_Problem statement_:
Retrieve every line from the records in which the word "title" occurs.

Element data from apps and pages:
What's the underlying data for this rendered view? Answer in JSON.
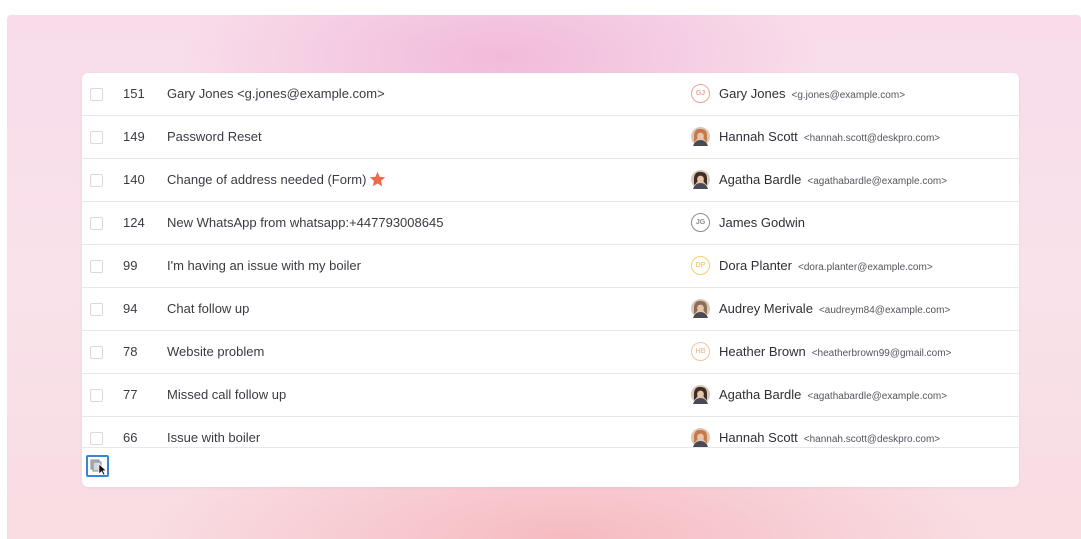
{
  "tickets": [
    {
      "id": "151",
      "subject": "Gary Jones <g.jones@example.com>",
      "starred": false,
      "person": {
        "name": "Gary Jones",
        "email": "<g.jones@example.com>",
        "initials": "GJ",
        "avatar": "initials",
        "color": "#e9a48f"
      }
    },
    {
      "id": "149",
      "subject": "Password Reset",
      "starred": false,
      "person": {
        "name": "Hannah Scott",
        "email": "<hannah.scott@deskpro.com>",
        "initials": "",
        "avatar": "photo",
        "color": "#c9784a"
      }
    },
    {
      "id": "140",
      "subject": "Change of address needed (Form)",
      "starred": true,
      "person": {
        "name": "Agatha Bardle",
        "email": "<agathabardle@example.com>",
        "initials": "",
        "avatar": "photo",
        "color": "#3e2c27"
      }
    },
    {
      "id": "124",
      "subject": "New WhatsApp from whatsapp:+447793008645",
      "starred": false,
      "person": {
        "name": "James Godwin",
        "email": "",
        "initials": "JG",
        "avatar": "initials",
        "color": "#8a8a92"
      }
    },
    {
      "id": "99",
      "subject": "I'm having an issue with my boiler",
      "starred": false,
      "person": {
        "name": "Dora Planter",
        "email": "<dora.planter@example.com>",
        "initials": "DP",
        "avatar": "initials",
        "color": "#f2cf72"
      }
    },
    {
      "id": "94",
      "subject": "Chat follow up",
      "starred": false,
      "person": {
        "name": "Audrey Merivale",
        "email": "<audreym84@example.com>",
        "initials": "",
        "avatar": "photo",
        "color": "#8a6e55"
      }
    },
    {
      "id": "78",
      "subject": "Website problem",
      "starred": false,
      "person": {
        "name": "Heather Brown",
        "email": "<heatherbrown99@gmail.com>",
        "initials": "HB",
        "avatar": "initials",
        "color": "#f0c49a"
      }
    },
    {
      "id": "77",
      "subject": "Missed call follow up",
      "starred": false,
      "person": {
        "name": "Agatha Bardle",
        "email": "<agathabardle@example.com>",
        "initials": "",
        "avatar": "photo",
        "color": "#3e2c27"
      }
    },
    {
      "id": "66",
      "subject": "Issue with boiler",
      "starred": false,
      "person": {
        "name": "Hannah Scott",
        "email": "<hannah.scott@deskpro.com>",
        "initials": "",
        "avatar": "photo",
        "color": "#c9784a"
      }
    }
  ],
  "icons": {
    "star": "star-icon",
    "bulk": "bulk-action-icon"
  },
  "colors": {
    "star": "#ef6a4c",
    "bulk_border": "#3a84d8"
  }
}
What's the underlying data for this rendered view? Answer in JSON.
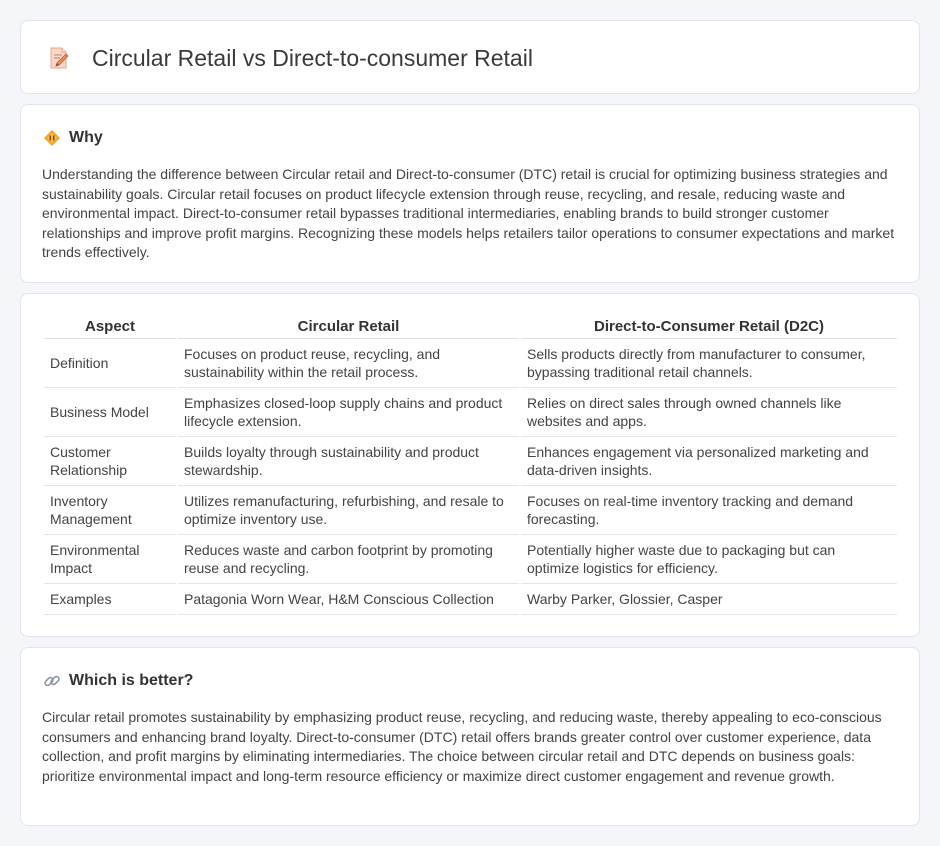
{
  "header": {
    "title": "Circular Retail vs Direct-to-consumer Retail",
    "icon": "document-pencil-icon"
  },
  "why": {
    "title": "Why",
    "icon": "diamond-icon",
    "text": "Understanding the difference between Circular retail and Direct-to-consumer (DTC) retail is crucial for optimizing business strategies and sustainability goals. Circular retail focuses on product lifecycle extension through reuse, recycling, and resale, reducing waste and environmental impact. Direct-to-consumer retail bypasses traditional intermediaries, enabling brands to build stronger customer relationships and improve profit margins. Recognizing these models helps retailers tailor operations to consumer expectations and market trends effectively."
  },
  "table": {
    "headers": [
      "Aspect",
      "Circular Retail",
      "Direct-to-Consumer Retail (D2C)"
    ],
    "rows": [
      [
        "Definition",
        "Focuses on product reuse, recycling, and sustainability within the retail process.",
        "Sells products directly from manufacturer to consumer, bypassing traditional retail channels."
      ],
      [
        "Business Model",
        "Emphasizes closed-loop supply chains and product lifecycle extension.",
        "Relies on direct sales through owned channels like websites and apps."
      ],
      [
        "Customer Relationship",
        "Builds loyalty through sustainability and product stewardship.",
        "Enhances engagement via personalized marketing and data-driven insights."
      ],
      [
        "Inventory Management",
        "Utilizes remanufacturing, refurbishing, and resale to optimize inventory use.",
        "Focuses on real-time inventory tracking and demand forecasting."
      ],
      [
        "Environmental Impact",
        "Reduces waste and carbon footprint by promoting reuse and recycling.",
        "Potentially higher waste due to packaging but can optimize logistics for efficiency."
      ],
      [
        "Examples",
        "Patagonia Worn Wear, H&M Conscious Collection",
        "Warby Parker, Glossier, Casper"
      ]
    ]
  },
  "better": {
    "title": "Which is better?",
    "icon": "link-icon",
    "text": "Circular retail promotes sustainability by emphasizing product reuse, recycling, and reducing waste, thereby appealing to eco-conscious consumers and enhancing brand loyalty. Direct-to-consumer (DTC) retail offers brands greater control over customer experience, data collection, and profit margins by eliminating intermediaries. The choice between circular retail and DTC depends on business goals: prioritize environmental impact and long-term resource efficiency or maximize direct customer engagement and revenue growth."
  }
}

_Output of the task_:
    "title": "Circular Retail vs Direct-to-consumer Retail",
    "title": "Why",
    "title": "Which is better?",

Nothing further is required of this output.